#### The data ####

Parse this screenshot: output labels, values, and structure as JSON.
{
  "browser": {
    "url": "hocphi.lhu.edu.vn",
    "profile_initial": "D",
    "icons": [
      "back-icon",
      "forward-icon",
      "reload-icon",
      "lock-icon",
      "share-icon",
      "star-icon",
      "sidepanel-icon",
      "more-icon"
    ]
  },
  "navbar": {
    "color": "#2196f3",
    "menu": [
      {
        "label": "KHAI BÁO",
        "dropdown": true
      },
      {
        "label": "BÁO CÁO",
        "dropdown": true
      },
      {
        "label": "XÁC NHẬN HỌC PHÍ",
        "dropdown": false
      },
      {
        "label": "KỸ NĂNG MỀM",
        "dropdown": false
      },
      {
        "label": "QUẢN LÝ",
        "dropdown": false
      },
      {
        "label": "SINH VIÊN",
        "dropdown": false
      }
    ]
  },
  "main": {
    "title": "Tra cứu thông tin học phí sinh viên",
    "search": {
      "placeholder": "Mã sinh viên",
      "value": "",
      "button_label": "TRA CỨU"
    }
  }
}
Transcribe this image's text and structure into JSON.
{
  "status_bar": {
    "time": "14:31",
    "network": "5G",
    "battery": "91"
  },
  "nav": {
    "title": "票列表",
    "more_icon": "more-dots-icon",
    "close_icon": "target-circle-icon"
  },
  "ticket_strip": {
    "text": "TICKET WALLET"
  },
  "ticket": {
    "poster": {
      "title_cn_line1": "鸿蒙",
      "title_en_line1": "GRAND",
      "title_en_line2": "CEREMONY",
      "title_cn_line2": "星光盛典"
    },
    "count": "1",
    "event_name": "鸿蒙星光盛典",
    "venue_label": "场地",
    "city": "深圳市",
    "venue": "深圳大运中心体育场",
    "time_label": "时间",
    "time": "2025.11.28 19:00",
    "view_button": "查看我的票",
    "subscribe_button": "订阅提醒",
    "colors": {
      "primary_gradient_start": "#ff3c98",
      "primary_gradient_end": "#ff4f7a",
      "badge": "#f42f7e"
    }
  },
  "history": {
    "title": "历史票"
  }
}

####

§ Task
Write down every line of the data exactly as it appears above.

§ Result for this exercise
Parse this screenshot: output labels, values, and structure as JSON.
{
  "browser": {
    "url": "hocphi.lhu.edu.vn",
    "profile_initial": "D",
    "icons": [
      "back-icon",
      "forward-icon",
      "reload-icon",
      "lock-icon",
      "share-icon",
      "star-icon",
      "sidepanel-icon",
      "more-icon"
    ]
  },
  "navbar": {
    "color": "#2196f3",
    "menu": [
      {
        "label": "KHAI BÁO",
        "dropdown": true
      },
      {
        "label": "BÁO CÁO",
        "dropdown": true
      },
      {
        "label": "XÁC NHẬN HỌC PHÍ",
        "dropdown": false
      },
      {
        "label": "KỸ NĂNG MỀM",
        "dropdown": false
      },
      {
        "label": "QUẢN LÝ",
        "dropdown": false
      },
      {
        "label": "SINH VIÊN",
        "dropdown": false
      }
    ]
  },
  "main": {
    "title": "Tra cứu thông tin học phí sinh viên",
    "search": {
      "placeholder": "Mã sinh viên",
      "value": "",
      "button_label": "TRA CỨU"
    }
  }
}
Transcribe this image's text and structure into JSON.
{
  "status_bar": {
    "time": "14:31",
    "network": "5G",
    "battery": "91"
  },
  "nav": {
    "title": "票列表",
    "more_icon": "more-dots-icon",
    "close_icon": "target-circle-icon"
  },
  "ticket_strip": {
    "text": "TICKET WALLET"
  },
  "ticket": {
    "poster": {
      "title_cn_line1": "鸿蒙",
      "title_en_line1": "GRAND",
      "title_en_line2": "CEREMONY",
      "title_cn_line2": "星光盛典"
    },
    "count": "1",
    "event_name": "鸿蒙星光盛典",
    "venue_label": "场地",
    "city": "深圳市",
    "venue": "深圳大运中心体育场",
    "time_label": "时间",
    "time": "2025.11.28 19:00",
    "view_button": "查看我的票",
    "subscribe_button": "订阅提醒",
    "colors": {
      "primary_gradient_start": "#ff3c98",
      "primary_gradient_end": "#ff4f7a",
      "badge": "#f42f7e"
    }
  },
  "history": {
    "title": "历史票"
  }
}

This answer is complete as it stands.